This was the starting move of the crux zone

Winnie tackling the crux moves.

Taking a short mental break from the slabs and exposure

Winnie leading another set of harder moves

We found a bushy ledge to traverse climber’s right onto the upper face

The upper face was mostly just 3rd class and the route-finding wasn’t particularly challenging. We on purposely picked some harder moves because we were wearing rock shoes and wanted some extra challenges. Towards the top of this zone we had to do some brief bushwhacking to get onto the summit ridge, and then the summit was reached shortly after. The views from Chehalis area never disappoints and the temperature and time were all on our side, so we spent at least an hour up on the summit soaking in the experience.

The typical blocky terrain on the upper face

Winnie scrambling on the upper face

The immense granite slabs and faces on Mt. Ratney massif

Winnie scrambling through a bushy section to gain the summit ridge

Gaining the summit ridge

Winnie traversing towards the summit of Stonerabbit Peak

Partial Summit Panorama from Stonerabbit Peak. Click to view large size.

Partial Summit Panorama from Stonerabbit Peak. Click to view large size.

Mt. Robie Reid and the smoky Lower Mainland skyline

Mt. Judge Howay and the “Hourglass Gully” displaced in front

A wider view of the Chehalis “VRC Group”

Mt. Ratney close-up shot

The Old Settler on the eastern skyline

Mt. Clarke with Recourse Peak and Viennese Peak on the right

A wider view of Mt. Judge Howay behind Winslow Creek valley

Robertson Peak to the north has seen only 4 ascents to date

Me on the summit of Stonerabbit Peak

Winnie and I on the summit of Stonerabbit Peak

I was not particularly looking forward to the west ridge descent mostly because we didn’t have a GPS track for that and we didn’t come up from that side. The ridge started easily but soon turned into a mix of 3rd class steps and bushwhacking. We weren’t very sure where exactly to bail the ridge to descend the south side and ended up wonder around for quite a bit. I almost made the commitment to just do several rappels using trees as natural anchors but felt too lazy to dig the rope out. To descend this route without rappelling we had to backtrack and carefully pick a line through bush and bluffs, which certainly felt frustrating at times. Lower down we had to traverse a long stretch of boulder fields and then slabs to rejoin our ascent route at the base of the SE Face. The 500 vertical meters of loss down in the slabby gully wasn’t very fun and required careful route-finding as well as concentration, but we both handled it pretty well. The final 4 km of road walking back to the truck wasn’t too bad with chatting.

Starting the west ridge descent

Winnie on the west ridge with Mt. Clarke behind

The route-finding wasn’t straightforward

Vege belays and 3rd class bluffs and steps were the key

A lone tree with some Chehalis backdrop

Traversing a long ways across slabs

Winnie descending the lower SE Face slabs

A review shot of Stonerabbit Peak’s SE Face

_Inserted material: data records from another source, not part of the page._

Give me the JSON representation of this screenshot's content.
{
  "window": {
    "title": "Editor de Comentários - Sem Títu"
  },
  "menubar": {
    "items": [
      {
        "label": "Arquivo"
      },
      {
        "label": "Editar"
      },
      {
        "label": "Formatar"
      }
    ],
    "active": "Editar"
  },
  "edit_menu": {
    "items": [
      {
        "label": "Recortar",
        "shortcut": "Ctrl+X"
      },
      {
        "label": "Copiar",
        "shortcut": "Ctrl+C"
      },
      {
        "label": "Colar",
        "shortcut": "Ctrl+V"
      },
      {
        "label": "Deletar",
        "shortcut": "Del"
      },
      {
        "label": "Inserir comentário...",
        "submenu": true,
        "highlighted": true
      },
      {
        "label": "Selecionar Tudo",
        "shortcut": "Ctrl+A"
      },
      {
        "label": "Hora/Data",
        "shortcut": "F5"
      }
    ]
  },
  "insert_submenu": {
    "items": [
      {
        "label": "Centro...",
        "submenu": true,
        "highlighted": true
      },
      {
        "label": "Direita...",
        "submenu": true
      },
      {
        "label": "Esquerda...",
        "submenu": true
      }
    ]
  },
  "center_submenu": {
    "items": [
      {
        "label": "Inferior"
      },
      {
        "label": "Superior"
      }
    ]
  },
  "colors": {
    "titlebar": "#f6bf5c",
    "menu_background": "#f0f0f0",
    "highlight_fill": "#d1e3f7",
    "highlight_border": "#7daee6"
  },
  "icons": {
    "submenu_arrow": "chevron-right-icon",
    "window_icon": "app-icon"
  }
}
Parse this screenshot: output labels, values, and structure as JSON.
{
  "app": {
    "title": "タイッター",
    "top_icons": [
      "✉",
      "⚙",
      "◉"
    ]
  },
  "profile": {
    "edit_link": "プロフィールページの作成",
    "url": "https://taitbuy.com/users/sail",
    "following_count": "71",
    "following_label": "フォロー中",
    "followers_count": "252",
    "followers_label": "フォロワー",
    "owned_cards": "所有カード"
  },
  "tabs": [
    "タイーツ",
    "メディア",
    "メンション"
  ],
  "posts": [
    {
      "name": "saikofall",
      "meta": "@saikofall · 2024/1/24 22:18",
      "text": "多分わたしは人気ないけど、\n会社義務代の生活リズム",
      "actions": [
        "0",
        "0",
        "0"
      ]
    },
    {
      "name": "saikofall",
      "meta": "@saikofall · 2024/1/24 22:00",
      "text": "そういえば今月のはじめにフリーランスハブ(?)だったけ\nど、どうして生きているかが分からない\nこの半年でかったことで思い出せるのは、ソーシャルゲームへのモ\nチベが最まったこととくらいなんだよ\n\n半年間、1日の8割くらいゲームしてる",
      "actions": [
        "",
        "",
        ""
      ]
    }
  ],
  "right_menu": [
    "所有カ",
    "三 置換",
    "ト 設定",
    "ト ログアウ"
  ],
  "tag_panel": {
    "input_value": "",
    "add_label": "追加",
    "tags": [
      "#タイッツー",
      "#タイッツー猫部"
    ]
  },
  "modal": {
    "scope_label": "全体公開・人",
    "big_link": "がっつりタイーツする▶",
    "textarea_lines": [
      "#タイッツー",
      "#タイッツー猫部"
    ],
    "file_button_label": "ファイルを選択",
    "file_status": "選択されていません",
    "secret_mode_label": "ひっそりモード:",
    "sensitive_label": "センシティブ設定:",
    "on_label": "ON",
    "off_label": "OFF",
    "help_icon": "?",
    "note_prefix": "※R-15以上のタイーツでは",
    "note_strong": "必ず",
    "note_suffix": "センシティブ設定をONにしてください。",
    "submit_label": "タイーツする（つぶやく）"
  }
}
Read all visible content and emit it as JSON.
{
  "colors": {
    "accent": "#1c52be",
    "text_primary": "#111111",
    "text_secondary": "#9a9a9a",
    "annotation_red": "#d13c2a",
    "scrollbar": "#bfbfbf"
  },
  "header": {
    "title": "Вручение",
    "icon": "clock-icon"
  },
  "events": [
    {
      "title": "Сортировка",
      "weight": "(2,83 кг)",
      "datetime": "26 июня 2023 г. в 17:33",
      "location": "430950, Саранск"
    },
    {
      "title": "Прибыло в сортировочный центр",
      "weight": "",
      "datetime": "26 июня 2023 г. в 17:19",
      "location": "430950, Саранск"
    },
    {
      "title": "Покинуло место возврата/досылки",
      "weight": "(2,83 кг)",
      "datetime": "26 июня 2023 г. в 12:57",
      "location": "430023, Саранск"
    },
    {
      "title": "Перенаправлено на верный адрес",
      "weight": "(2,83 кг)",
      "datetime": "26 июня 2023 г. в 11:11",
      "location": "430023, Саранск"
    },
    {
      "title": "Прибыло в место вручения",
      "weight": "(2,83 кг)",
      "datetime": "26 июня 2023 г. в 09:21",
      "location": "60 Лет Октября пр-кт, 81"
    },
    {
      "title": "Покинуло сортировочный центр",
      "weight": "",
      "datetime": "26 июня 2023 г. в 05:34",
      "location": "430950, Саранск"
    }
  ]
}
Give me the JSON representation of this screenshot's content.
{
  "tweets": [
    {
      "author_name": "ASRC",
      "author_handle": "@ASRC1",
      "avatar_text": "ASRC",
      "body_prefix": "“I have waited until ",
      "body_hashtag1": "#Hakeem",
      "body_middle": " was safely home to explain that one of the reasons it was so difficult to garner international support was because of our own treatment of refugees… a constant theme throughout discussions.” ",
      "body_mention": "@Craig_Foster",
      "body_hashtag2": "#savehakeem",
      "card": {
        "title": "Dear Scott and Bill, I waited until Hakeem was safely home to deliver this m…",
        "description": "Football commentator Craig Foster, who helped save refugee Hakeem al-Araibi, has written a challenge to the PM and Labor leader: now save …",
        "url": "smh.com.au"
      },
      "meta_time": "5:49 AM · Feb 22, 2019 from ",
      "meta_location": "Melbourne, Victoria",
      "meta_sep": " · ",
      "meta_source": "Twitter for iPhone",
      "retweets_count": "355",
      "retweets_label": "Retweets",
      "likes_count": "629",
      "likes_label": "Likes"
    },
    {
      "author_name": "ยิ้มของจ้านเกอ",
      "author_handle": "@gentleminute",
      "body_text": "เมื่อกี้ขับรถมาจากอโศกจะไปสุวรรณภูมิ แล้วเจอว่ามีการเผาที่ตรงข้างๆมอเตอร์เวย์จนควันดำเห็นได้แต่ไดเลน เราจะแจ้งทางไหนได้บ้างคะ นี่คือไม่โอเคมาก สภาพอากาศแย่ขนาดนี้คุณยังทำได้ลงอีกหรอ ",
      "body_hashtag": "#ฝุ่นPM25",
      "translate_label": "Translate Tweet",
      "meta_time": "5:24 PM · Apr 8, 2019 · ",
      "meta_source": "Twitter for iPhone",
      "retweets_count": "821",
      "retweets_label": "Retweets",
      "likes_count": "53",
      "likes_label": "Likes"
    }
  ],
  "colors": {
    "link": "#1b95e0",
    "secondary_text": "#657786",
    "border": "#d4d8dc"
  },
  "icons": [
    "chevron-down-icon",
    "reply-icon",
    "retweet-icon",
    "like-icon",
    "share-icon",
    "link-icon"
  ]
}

About to commit to the gully descent

Winnie somewhere down the upper part of the gully

Down-climbing a tricky step

Still a long way to go…

We remembered this stretch on the ascent

Winnie still having fun.

The typical Chehalis terrain and views

No matter what line we picked we had to deal with a bit of bushwhack

Back to the logging road.

The crux of this trip was the drive back home. I’m not someone who speeds on the logging roads even though I had a trusty Taco with all terrain tires, so the drive out of the Chehalis took me well over an hour. We also wanted to have a proper dinner instead of fast food so went for a short diversion to Abbotsford for some Italian food. While driving Winnie back to Vancouver I had to constantly fight fatigue and sleepiness. I thought I could push all the way to Vancouver but had to call for a nap break in Burnaby as I was simply too impaired too keep driving. I eventually got back to my home in White Rock past midnight and the conclusion was that we needed at least one night of car-camp next time when heading back into that area.